iex(demo@nerves-0099)1> :os.cmd('config-pin overlay cape-universaln')
'Loading cape-universaln overlay\n'
iex(demo@nerves-0099)2> [17,18,21,22] |> Enum.each(&(:os.cmd('config-pin -a  P9_#{&1} spi')))
iex(demo@nerves-0099)3> File.write("/sys/devices/platform/bone_capemgr/slots","BB-SPIDEV0")
{:error, :eexist}

Verify that the device drivers are loaded and read spi0 transfers:

iex(demo@nerves-0099)4> ls "/dev"
        spidev1.0              spidev1.1              spidev2.0              spidev2.1
iex(demo@nerves-0099)5> "/sys/bus/spi/devices/spi1.0/statistics/transfers"
{:ok, "0"}

Verify that the pins are configured:

iex(demo@nerves-0099)6> [17,18,21,22] |>'config-pin -q  P9_#{&1} spi')))
['P9_17 Mode: spi\n', 'P9_18 Mode: spi\n', 'P9_21 Mode: spi\n', 'P9_22 Mode: spi\n']

If you have included ElixirAle as a dependency, you can start it now and test a transfer:

The example below should work without any additional hardware connected to the BBB. If you have SPI hardware connected to the BBB, your returned binary might be different.

iex(demo@nerves-0099)7> Spi.start_link "spidev1.0", [], name: :spi0
{:ok, #PID<0.181.0>}
iex(demo@nerves-0099)8> Spi.transfer :spi0, <<1,2,3,4>>
<<255, 255, 255, 255>>

Note: If you get back all 0's, then you have likely have not configured the overlay pins correctly.

Supported USB WiFi devices

The base image includes drivers and firmware for the TI WiLink8 (wl18xx), Ralink RT53xx (rt2800usb driver) and RealTek RTL8712U (r8712u driver) devices. All WiFi drivers are compiled as modules. Currently, Nerves doesn't autoload the drivers, so you'll need to load them at the beginning of your application. For example, run :os.cmd('modprobe wl18xx') if you're using a BeagleBone Green Wireless.

We are still working out which subset of all possible WiFi dongles to support in our images. At some point, we may have the option to support all dongles and selectively install modules at packaging time, but until then, these drivers and their associated firmware blobs add significantly to Nerves release images.

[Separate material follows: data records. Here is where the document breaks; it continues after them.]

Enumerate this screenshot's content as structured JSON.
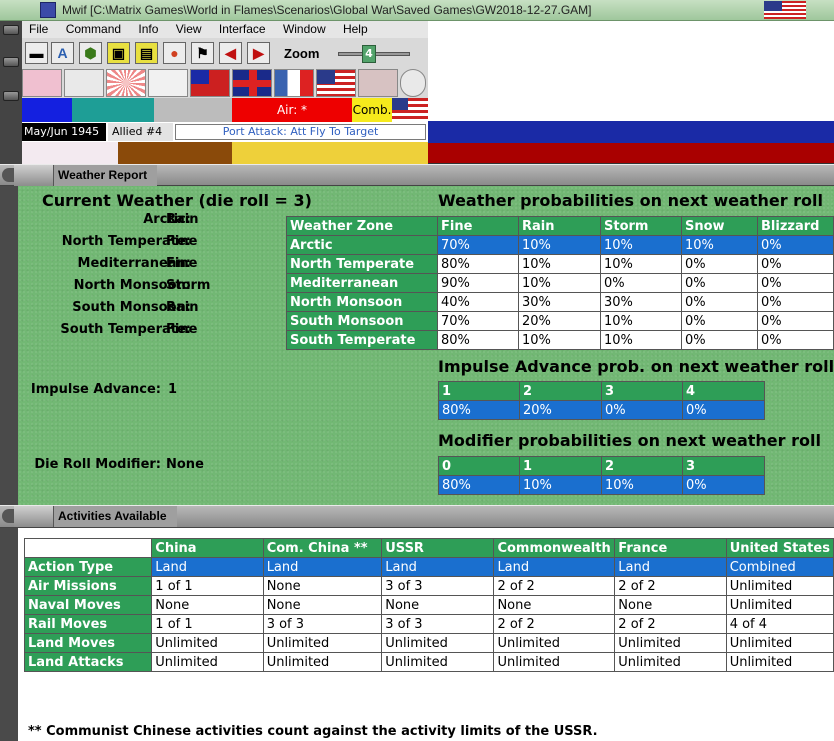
{
  "window": {
    "title": "Mwif [C:\\Matrix Games\\World in Flames\\Scenarios\\Global War\\Saved Games\\GW2018-12-27.GAM]"
  },
  "menu": [
    "File",
    "Command",
    "Info",
    "View",
    "Interface",
    "Window",
    "Help"
  ],
  "toolbar": {
    "zoom_label": "Zoom",
    "zoom_value": "4",
    "font_button": "A"
  },
  "status": {
    "date": "May/Jun 1945",
    "side": "Allied #4",
    "phase": "Port Attack: Att Fly To Target",
    "air_indicator": "Air: *",
    "comb_indicator": "Comb."
  },
  "weather_panel": {
    "header": "Weather Report",
    "current_title": "Current Weather (die roll = 3)",
    "zones": [
      {
        "label": "Arctic:",
        "value": "Rain"
      },
      {
        "label": "North Temperate:",
        "value": "Fine"
      },
      {
        "label": "Mediterranean:",
        "value": "Fine"
      },
      {
        "label": "North Monsoon:",
        "value": "Storm"
      },
      {
        "label": "South Monsoon:",
        "value": "Rain"
      },
      {
        "label": "South Temperate:",
        "value": "Fine"
      }
    ],
    "impulse_label": "Impulse Advance:",
    "impulse_value": "1",
    "modifier_label": "Die Roll Modifier:",
    "modifier_value": "None",
    "prob_title": "Weather probabilities on next weather roll",
    "prob_headers": [
      "Weather Zone",
      "Fine",
      "Rain",
      "Storm",
      "Snow",
      "Blizzard"
    ],
    "prob_rows": [
      [
        "Arctic",
        "70%",
        "10%",
        "10%",
        "10%",
        "0%"
      ],
      [
        "North Temperate",
        "80%",
        "10%",
        "10%",
        "0%",
        "0%"
      ],
      [
        "Mediterranean",
        "90%",
        "10%",
        "0%",
        "0%",
        "0%"
      ],
      [
        "North Monsoon",
        "40%",
        "30%",
        "30%",
        "0%",
        "0%"
      ],
      [
        "South Monsoon",
        "70%",
        "20%",
        "10%",
        "0%",
        "0%"
      ],
      [
        "South Temperate",
        "80%",
        "10%",
        "10%",
        "0%",
        "0%"
      ]
    ],
    "impulse_title": "Impulse Advance prob. on next weather roll",
    "impulse_headers": [
      "1",
      "2",
      "3",
      "4"
    ],
    "impulse_values": [
      "80%",
      "20%",
      "0%",
      "0%"
    ],
    "modifier_title": "Modifier probabilities on next weather roll",
    "modifier_headers": [
      "0",
      "1",
      "2",
      "3"
    ],
    "modifier_values": [
      "80%",
      "10%",
      "10%",
      "0%"
    ]
  },
  "activities_panel": {
    "header": "Activities Available",
    "columns": [
      "",
      "China",
      "Com. China **",
      "USSR",
      "Commonwealth",
      "France",
      "United States"
    ],
    "rows": [
      [
        "Action Type",
        "Land",
        "Land",
        "Land",
        "Land",
        "Land",
        "Combined"
      ],
      [
        "Air Missions",
        "1 of 1",
        "None",
        "3 of 3",
        "2 of 2",
        "2 of 2",
        "Unlimited"
      ],
      [
        "Naval Moves",
        "None",
        "None",
        "None",
        "None",
        "None",
        "Unlimited"
      ],
      [
        "Rail Moves",
        "1 of 1",
        "3 of 3",
        "3 of 3",
        "2 of 2",
        "2 of 2",
        "4 of 4"
      ],
      [
        "Land Moves",
        "Unlimited",
        "Unlimited",
        "Unlimited",
        "Unlimited",
        "Unlimited",
        "Unlimited"
      ],
      [
        "Land Attacks",
        "Unlimited",
        "Unlimited",
        "Unlimited",
        "Unlimited",
        "Unlimited",
        "Unlimited"
      ]
    ],
    "footnote": "** Communist Chinese activities count against the activity limits of the USSR."
  }
}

If you are unsure what driver your WiFi dongle requires, run Raspbian and configure WiFi for your device. At a shell prompt, run lsmod to see which drivers are loaded. Running dmesg may also give a clue. When using dmesg, reinsert the USB dongle to generate new log messages if you don't see them.

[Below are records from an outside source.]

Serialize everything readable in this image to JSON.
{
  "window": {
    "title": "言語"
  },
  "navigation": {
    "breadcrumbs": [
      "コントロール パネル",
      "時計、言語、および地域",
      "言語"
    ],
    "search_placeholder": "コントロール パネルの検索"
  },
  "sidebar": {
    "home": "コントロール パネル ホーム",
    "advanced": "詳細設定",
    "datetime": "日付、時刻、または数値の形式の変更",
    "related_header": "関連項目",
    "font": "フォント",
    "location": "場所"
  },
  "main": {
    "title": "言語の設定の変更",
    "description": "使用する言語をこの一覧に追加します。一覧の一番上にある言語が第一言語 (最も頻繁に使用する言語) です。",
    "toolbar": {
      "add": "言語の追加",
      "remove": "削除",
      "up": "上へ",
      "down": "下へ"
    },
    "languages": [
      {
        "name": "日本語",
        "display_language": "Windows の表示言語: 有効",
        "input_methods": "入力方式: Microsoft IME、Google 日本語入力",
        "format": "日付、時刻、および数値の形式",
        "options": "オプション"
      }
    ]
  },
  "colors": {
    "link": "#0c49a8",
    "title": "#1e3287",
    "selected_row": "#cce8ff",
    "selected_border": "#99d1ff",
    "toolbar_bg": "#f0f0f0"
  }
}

Beaglebone Green WiFi

Initial support for the BBGW's onboard wireless module is available. To try it out, run (assuming you have Nerves.InterimWiFi in your image):

:os.cmd('modprobe wl18xx')
:os.cmd('modprobe wlcore-sdio')
Nerves.InterimWiFi.setup "wlan0", ssid: "xxx", key_mgmt: :"WPA-PSK", psk: "yyy"

Be aware that this Nerves system does not configure the MAC address. The result is that only one BBGW may exist on the WiFi network at a time.


If you're new to Nerves, check out the nerves_init_gadget project for creating a starter project for the Beaglebone boards. The instructions are basically the same for the Raspberry Pi Zero or Zero W except you should export MIX_TARGET=bbb so that the appropriate mix targets get run. It will get you started with the basics like bringing up the virtual Ethernet interface, initializing the application partition, and enabling ssh-based firmware updates.

Image credit: This image is from the Fritzing parts library.